■ Task brief
Your answer must be an exact copy of the records below.
====== Dataset extract
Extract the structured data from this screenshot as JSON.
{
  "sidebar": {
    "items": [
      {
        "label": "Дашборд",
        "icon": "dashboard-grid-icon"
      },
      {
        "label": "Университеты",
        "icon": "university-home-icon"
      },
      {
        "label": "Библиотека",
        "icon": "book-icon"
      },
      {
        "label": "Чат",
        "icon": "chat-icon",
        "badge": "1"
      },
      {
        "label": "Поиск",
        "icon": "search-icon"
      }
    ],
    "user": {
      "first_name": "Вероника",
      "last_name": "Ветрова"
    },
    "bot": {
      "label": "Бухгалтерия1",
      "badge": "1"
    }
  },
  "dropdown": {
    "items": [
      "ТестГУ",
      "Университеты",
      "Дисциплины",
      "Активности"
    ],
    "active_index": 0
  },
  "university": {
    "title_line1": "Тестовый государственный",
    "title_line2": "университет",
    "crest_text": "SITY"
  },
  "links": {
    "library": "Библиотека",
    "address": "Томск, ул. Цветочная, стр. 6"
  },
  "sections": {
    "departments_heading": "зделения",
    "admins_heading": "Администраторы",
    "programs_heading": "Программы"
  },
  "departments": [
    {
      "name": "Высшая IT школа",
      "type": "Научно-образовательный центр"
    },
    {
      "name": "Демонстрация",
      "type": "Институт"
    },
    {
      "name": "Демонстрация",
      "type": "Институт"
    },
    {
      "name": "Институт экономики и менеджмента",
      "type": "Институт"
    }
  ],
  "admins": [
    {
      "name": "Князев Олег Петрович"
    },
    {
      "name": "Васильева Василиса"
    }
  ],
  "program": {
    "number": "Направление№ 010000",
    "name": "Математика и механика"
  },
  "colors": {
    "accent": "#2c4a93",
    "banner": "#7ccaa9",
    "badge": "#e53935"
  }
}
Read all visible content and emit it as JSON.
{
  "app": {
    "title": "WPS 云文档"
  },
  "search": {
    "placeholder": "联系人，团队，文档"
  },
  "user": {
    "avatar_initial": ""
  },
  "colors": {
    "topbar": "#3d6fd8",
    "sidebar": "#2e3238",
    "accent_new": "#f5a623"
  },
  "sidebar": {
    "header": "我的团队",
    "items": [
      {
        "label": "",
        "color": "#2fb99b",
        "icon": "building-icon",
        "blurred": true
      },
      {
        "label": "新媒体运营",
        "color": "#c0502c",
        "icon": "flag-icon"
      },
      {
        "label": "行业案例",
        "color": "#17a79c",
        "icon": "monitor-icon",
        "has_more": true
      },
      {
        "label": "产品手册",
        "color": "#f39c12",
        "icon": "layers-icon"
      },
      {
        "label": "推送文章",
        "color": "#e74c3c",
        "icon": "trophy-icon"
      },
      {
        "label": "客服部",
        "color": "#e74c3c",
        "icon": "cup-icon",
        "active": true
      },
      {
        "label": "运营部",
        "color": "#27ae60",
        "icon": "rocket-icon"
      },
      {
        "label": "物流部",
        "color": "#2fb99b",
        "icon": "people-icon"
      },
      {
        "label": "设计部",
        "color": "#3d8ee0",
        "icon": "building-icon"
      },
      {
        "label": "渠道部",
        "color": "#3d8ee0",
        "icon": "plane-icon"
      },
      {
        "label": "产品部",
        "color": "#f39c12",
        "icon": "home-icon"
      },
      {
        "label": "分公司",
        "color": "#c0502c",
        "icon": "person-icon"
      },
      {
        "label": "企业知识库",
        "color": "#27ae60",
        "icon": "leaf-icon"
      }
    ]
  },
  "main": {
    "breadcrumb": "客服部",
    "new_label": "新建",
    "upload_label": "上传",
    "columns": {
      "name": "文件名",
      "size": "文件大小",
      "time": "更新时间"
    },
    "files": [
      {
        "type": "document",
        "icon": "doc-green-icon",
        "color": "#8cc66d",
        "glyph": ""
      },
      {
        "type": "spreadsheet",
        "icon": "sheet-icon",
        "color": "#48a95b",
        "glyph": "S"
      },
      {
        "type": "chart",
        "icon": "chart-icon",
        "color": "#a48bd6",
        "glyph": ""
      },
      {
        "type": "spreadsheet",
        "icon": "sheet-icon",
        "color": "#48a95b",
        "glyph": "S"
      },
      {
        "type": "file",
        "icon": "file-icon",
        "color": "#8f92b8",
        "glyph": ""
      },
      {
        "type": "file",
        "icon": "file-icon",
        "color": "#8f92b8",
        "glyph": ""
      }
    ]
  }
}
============
■ Exercise response
Extract the structured data from this screenshot as JSON.
{
  "sidebar": {
    "items": [
      {
        "label": "Дашборд",
        "icon": "dashboard-grid-icon"
      },
      {
        "label": "Университеты",
        "icon": "university-home-icon"
      },
      {
        "label": "Библиотека",
        "icon": "book-icon"
      },
      {
        "label": "Чат",
        "icon": "chat-icon",
        "badge": "1"
      },
      {
        "label": "Поиск",
        "icon": "search-icon"
      }
    ],
    "user": {
      "first_name": "Вероника",
      "last_name": "Ветрова"
    },
    "bot": {
      "label": "Бухгалтерия1",
      "badge": "1"
    }
  },
  "dropdown": {
    "items": [
      "ТестГУ",
      "Университеты",
      "Дисциплины",
      "Активности"
    ],
    "active_index": 0
  },
  "university": {
    "title_line1": "Тестовый государственный",
    "title_line2": "университет",
    "crest_text": "SITY"
  },
  "links": {
    "library": "Библиотека",
    "address": "Томск, ул. Цветочная, стр. 6"
  },
  "sections": {
    "departments_heading": "зделения",
    "admins_heading": "Администраторы",
    "programs_heading": "Программы"
  },
  "departments": [
    {
      "name": "Высшая IT школа",
      "type": "Научно-образовательный центр"
    },
    {
      "name": "Демонстрация",
      "type": "Институт"
    },
    {
      "name": "Демонстрация",
      "type": "Институт"
    },
    {
      "name": "Институт экономики и менеджмента",
      "type": "Институт"
    }
  ],
  "admins": [
    {
      "name": "Князев Олег Петрович"
    },
    {
      "name": "Васильева Василиса"
    }
  ],
  "program": {
    "number": "Направление№ 010000",
    "name": "Математика и механика"
  },
  "colors": {
    "accent": "#2c4a93",
    "banner": "#7ccaa9",
    "badge": "#e53935"
  }
}
Read all visible content and emit it as JSON.
{
  "app": {
    "title": "WPS 云文档"
  },
  "search": {
    "placeholder": "联系人，团队，文档"
  },
  "user": {
    "avatar_initial": ""
  },
  "colors": {
    "topbar": "#3d6fd8",
    "sidebar": "#2e3238",
    "accent_new": "#f5a623"
  },
  "sidebar": {
    "header": "我的团队",
    "items": [
      {
        "label": "",
        "color": "#2fb99b",
        "icon": "building-icon",
        "blurred": true
      },
      {
        "label": "新媒体运营",
        "color": "#c0502c",
        "icon": "flag-icon"
      },
      {
        "label": "行业案例",
        "color": "#17a79c",
        "icon": "monitor-icon",
        "has_more": true
      },
      {
        "label": "产品手册",
        "color": "#f39c12",
        "icon": "layers-icon"
      },
      {
        "label": "推送文章",
        "color": "#e74c3c",
        "icon": "trophy-icon"
      },
      {
        "label": "客服部",
        "color": "#e74c3c",
        "icon": "cup-icon",
        "active": true
      },
      {
        "label": "运营部",
        "color": "#27ae60",
        "icon": "rocket-icon"
      },
      {
        "label": "物流部",
        "color": "#2fb99b",
        "icon": "people-icon"
      },
      {
        "label": "设计部",
        "color": "#3d8ee0",
        "icon": "building-icon"
      },
      {
        "label": "渠道部",
        "color": "#3d8ee0",
        "icon": "plane-icon"
      },
      {
        "label": "产品部",
        "color": "#f39c12",
        "icon": "home-icon"
      },
      {
        "label": "分公司",
        "color": "#c0502c",
        "icon": "person-icon"
      },
      {
        "label": "企业知识库",
        "color": "#27ae60",
        "icon": "leaf-icon"
      }
    ]
  },
  "main": {
    "breadcrumb": "客服部",
    "new_label": "新建",
    "upload_label": "上传",
    "columns": {
      "name": "文件名",
      "size": "文件大小",
      "time": "更新时间"
    },
    "files": [
      {
        "type": "document",
        "icon": "doc-green-icon",
        "color": "#8cc66d",
        "glyph": ""
      },
      {
        "type": "spreadsheet",
        "icon": "sheet-icon",
        "color": "#48a95b",
        "glyph": "S"
      },
      {
        "type": "chart",
        "icon": "chart-icon",
        "color": "#a48bd6",
        "glyph": ""
      },
      {
        "type": "spreadsheet",
        "icon": "sheet-icon",
        "color": "#48a95b",
        "glyph": "S"
      },
      {
        "type": "file",
        "icon": "file-icon",
        "color": "#8f92b8",
        "glyph": ""
      },
      {
        "type": "file",
        "icon": "file-icon",
        "color": "#8f92b8",
        "glyph": ""
      }
    ]
  }
}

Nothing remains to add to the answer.